Sometimes the ranking of #1 is a dubious distinction… surely no one wants to be #1 on the “worst companies to work for” list, the “worst Super Bowl Commercial” list, the “worst movie of all time” list or the “worst dressed” list, but one year after Japan’s corporate tax rate cut went into effect, the U.S. continues to be home to the highest corporate tax rate in the world.
We live in a competitive world. Everyone, from executives, to states, to countries, wants to be able to compete for investment and jobs – and that is all the more true in the aftermath of the great recession. Yet, a year after reaching this “pinnacle” of worst tax policy, nothing has changed.
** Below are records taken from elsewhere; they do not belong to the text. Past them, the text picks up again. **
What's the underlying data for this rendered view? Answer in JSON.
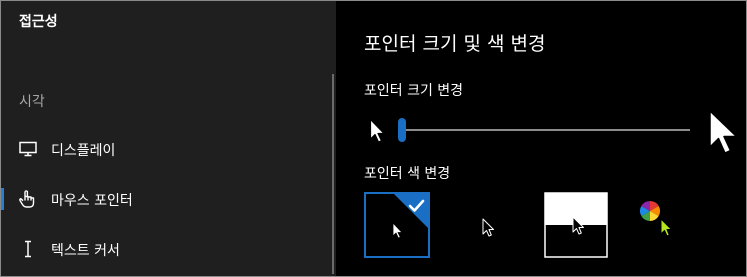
{
  "sidebar": {
    "title": "접근성",
    "section": "시각",
    "items": [
      {
        "label": "디스플레이",
        "icon": "monitor-icon",
        "active": false
      },
      {
        "label": "마우스 포인터",
        "icon": "hand-pointer-icon",
        "active": true
      },
      {
        "label": "텍스트 커서",
        "icon": "text-cursor-icon",
        "active": false
      }
    ]
  },
  "main": {
    "title": "포인터 크기 및 색 변경",
    "size_section": {
      "label": "포인터 크기 변경",
      "slider_value_fraction": 0.0
    },
    "color_section": {
      "label": "포인터 색 변경",
      "options": [
        {
          "name": "white-on-black",
          "selected": true
        },
        {
          "name": "black-outline",
          "selected": false
        },
        {
          "name": "inverted",
          "selected": false
        },
        {
          "name": "custom",
          "selected": false
        }
      ]
    }
  },
  "colors": {
    "accent": "#1a6fc4",
    "sidebar_bg": "#1f1f1f",
    "main_bg": "#000000",
    "custom_pointer": "#b5e61d"
  }
}
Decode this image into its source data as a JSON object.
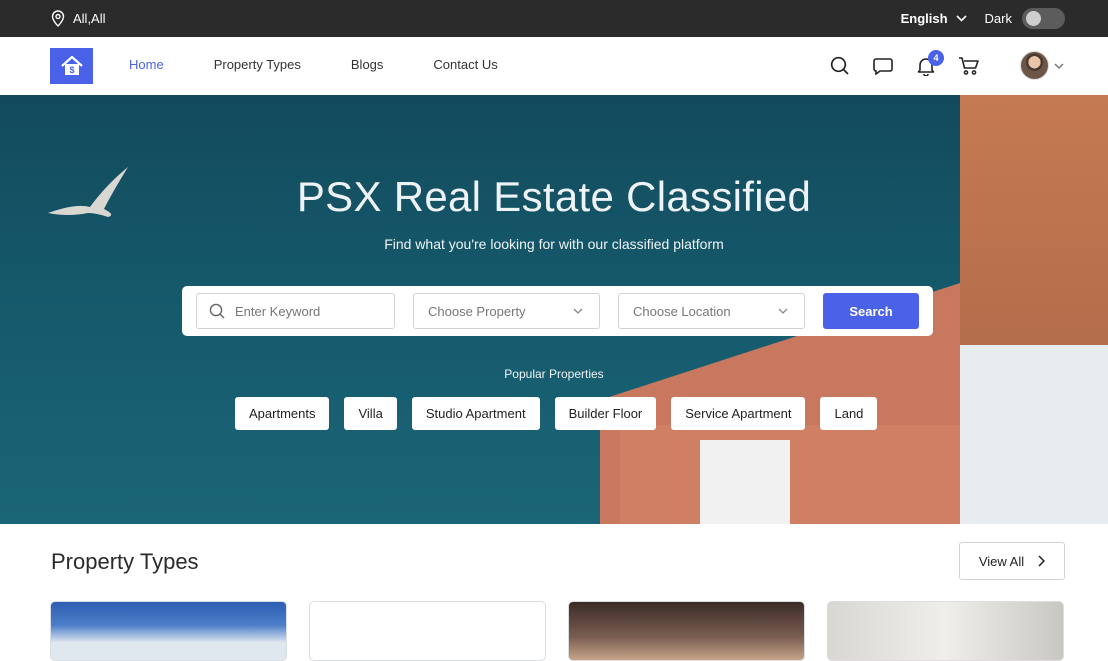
{
  "topbar": {
    "location": "All,All",
    "language": "English",
    "theme_label": "Dark"
  },
  "nav": {
    "links": [
      "Home",
      "Property Types",
      "Blogs",
      "Contact Us"
    ],
    "notification_count": "4"
  },
  "hero": {
    "title": "PSX Real Estate Classified",
    "subtitle": "Find what you're looking for with our classified platform",
    "search": {
      "keyword_placeholder": "Enter Keyword",
      "property_select": "Choose Property",
      "location_select": "Choose Location",
      "button": "Search"
    },
    "popular_label": "Popular Properties",
    "popular_chips": [
      "Apartments",
      "Villa",
      "Studio Apartment",
      "Builder Floor",
      "Service Apartment",
      "Land"
    ]
  },
  "property_types": {
    "title": "Property Types",
    "view_all": "View All"
  },
  "colors": {
    "accent": "#4a62e8",
    "topbar": "#2b2b2b",
    "hero": "#15596b"
  }
}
The NAM has long advocated for comprehensive pro-growth, pro-job tax reform that will result in a permanent competitive tax code that will allow the U.S. to compete with our peers around the world. As articulated in in the recently released Growth Agenda, “The United States needs a comprehensive plan for economic growth. A bipartisan commitment in Washington to pro-growth policies will make our nation a more competitive place to do business.” At the heart of this plan is an updated tax code and to improve our competitiveness, it is essential that the United States overhaul its tax system at the corporate and individual levels – something that has not been undertaken in nearly 30 years.
Manufacturers have applauded the stated commitment of the Chairmen of the Congressional tax writing committees – the House Committee on Ways & Means and the Senate Finance Committee – to undertaking comprehensive tax reform. We have high hopes that under the leadership of Chairman Dave Camp (R-MI) and Chairman Max Baucus (D-MT) respectively, the Committees will succeed in this effort this Congress. And we continue to weigh in with both committees as to what manufacturers believe must be included in any comprehensive tax reform plan to make it competitive for manufacturing which at the heart must include creating a national tax climate that enhances the global competitiveness of manufacturers in the United States and the avoidance of policy changes that would increase the tax burden on the manufacturing sector, discouraging job creation and investment.
Central to today’s anniversary, comprehensive tax reform must reduce the corporate tax rate to a level that will make the United States competitive with our major trading partners and recognize the significant reductions made by other competitor nations while also moving from our current worldwide tax system to a territorial tax system similar to systems in most industrial countries, structured to enhance U.S. competitiveness, not raise additional revenue.
We believe that comprehensive tax reform must change the tax treatment of smaller manufacturers which is important because nearly two-thirds of manufacturers are organized as “flow-throughs” and pay taxes at individual rates. Any tax reform effort that includes higher tax rates for these companies would negatively impact their ability to invest in their business and create and retain jobs. An updated code must also provide a strong, permanent and competitive research and development (R&D) incentive to help ensure that manufacturers in the United States continue as global leaders in technology and innovation and also must maintain a robust capital cost-recovery system to spur business investment and expansion.
As the old saying goes, where there is a will there is a way, and for the 12 million Americans who work in manufacturing we hope that the will is enough to get this completed before we reach another anniversary with this most dubious distinction.
Carolyn Lee is senior director of tax policy, National Association of Manufacturers.
In her role, Carolyn leads the Institute’s workforce efforts to close the skills gap and inspire all Americans to enter the U.S. manufacturing workforce, focusing on women, youth, and veterans. Carolyn steers the Institute’s initiatives and programs to educate the public on manufacturing careers, improve the quality of manufacturing education, engage, develop and retain key members of the workforce, and identify and document best practices. In addition, Carolyn drives the agenda for the Center for Manufacturing Research, which partners with leading consulting firms in the country. The Institute studies the critical issues facing manufacturing and then applies that research to develop and identify solutions that are implemented by companies, schools, governments, and organizations across the country.
Prior to joining the Institute, Carolyn was Senior Director of Tax Policy at the NAM beginning in 2011, where she was responsible for key portions of the NAM’s tax portfolio representing the manufacturing community on Capitol Hill and in the business community and working closely with the NAM membership. She served as the Director of Legislative and Government Affairs at the Telecommunications Industry Association, Manager of State and Federal Government Affairs for 3M Company, and in various positions on Capitol Hill including as Legislative Director for former U.S. Senator Olympia Snowe (R-ME), and as a senior legislative staff member for former U.S. Rep. Sue Kelly (R-NY).
Carolyn is a graduate of Gettysburg College in Gettysburg, Pennsylvania graduating with a B.A. in Political Science. She resides in Northern Virginia with her husband and three children.